_Records excerpted from a collection_
Segment Open

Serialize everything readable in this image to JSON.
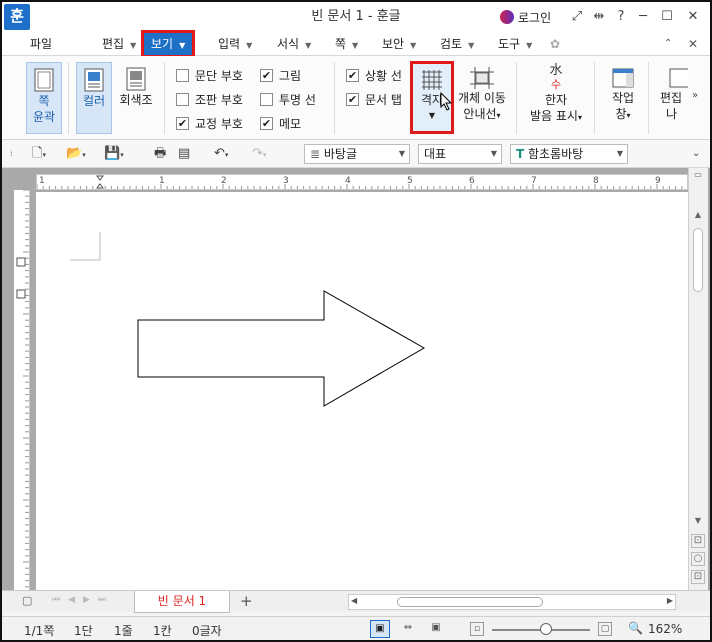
{
  "window": {
    "title": "빈 문서 1 - 훈글",
    "logo": "훈",
    "login": "로그인"
  },
  "menu": [
    "파일",
    "편집",
    "보기",
    "입력",
    "서식",
    "쪽",
    "보안",
    "검토",
    "도구"
  ],
  "ribbon": {
    "page_outline": "쪽\n윤곽",
    "color": "컬러",
    "grayscale": "회색조",
    "checks": [
      {
        "label": "문단 부호",
        "checked": false
      },
      {
        "label": "조판 부호",
        "checked": false
      },
      {
        "label": "교정 부호",
        "checked": true
      },
      {
        "label": "그림",
        "checked": true
      },
      {
        "label": "투명 선",
        "checked": false
      },
      {
        "label": "메모",
        "checked": true
      },
      {
        "label": "상황 선",
        "checked": true
      },
      {
        "label": "문서 탭",
        "checked": true
      }
    ],
    "grid": "격자",
    "object_move_line1": "개체 이동",
    "object_move_line2": "안내선",
    "hanja_line1": "한자",
    "hanja_line2": "발음 표시",
    "workspace_line1": "작업",
    "workspace_line2": "창",
    "edit_line1": "편집",
    "edit_line2": "나"
  },
  "toolbar": {
    "style": "바탕글",
    "outline": "대표",
    "font": "함초롬바탕"
  },
  "ruler_numbers": [
    "1",
    "1",
    "2",
    "3",
    "4",
    "5",
    "6",
    "7",
    "8",
    "9"
  ],
  "tab": {
    "doc_name": "빈 문서 1"
  },
  "status": {
    "page": "1/1쪽",
    "section": "1단",
    "line": "1줄",
    "column": "1칸",
    "chars": "0글자",
    "zoom": "162%"
  }
}
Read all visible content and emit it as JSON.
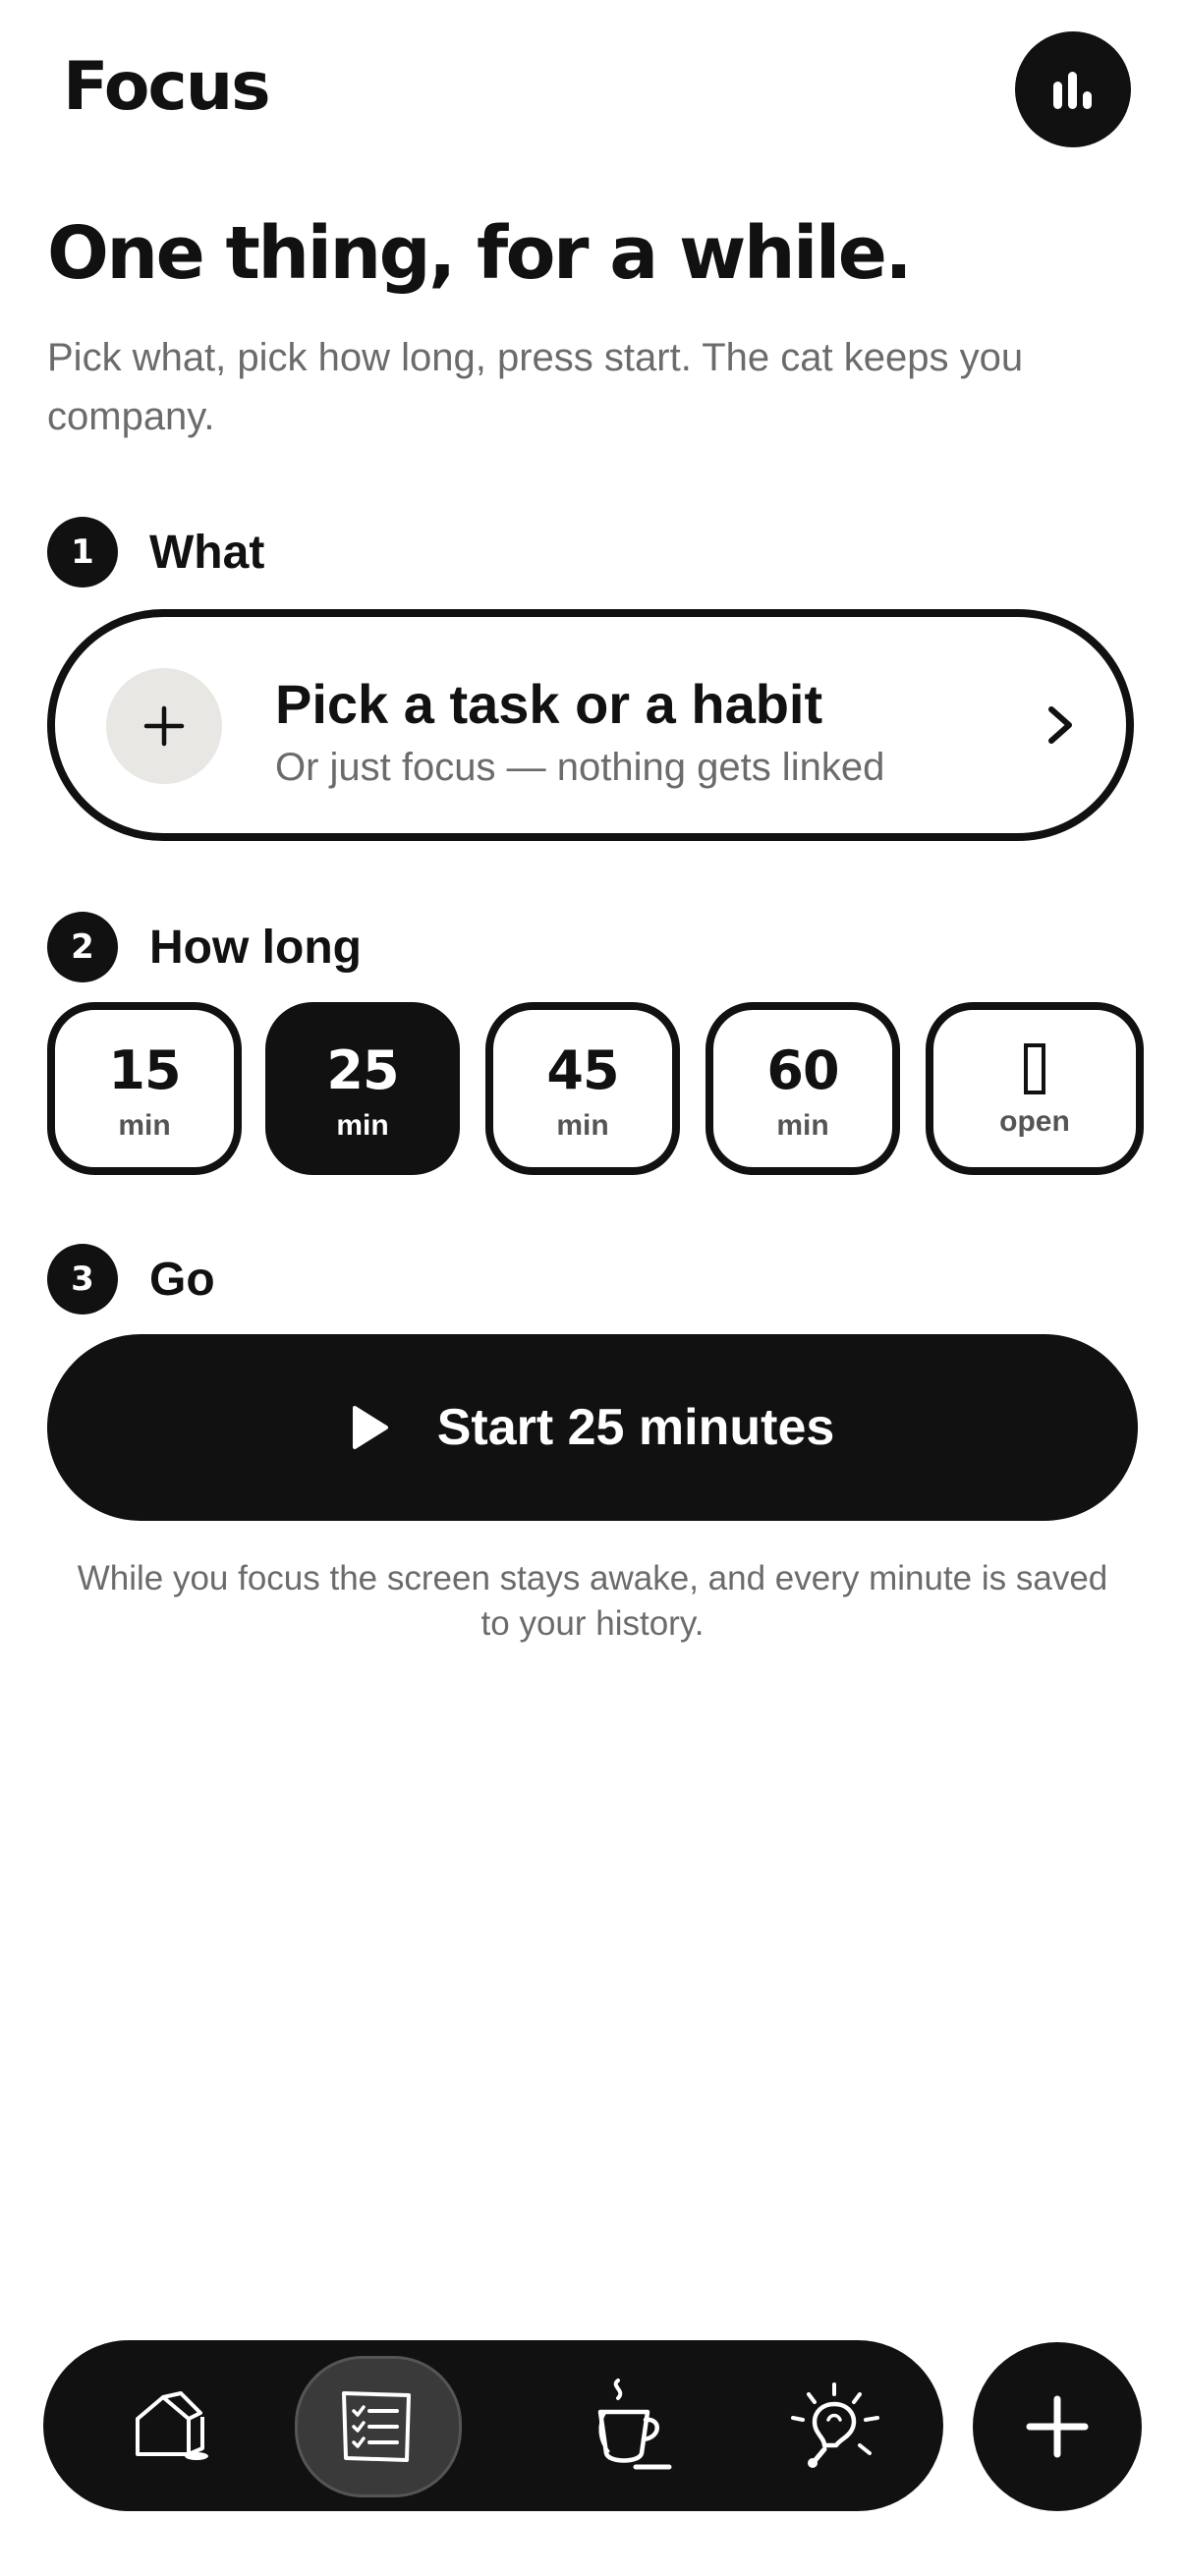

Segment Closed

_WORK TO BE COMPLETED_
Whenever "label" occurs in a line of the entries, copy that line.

_SOLUTION TO THE PROBLEM_
        "label": "문단 부호",
        "label": "조판 부호",
        "label": "교정 부호",
        "label": "그림",
        "label": "투명 선",
        "label": "메모",
        "label": "상황 선",
        "label": "문서 탭",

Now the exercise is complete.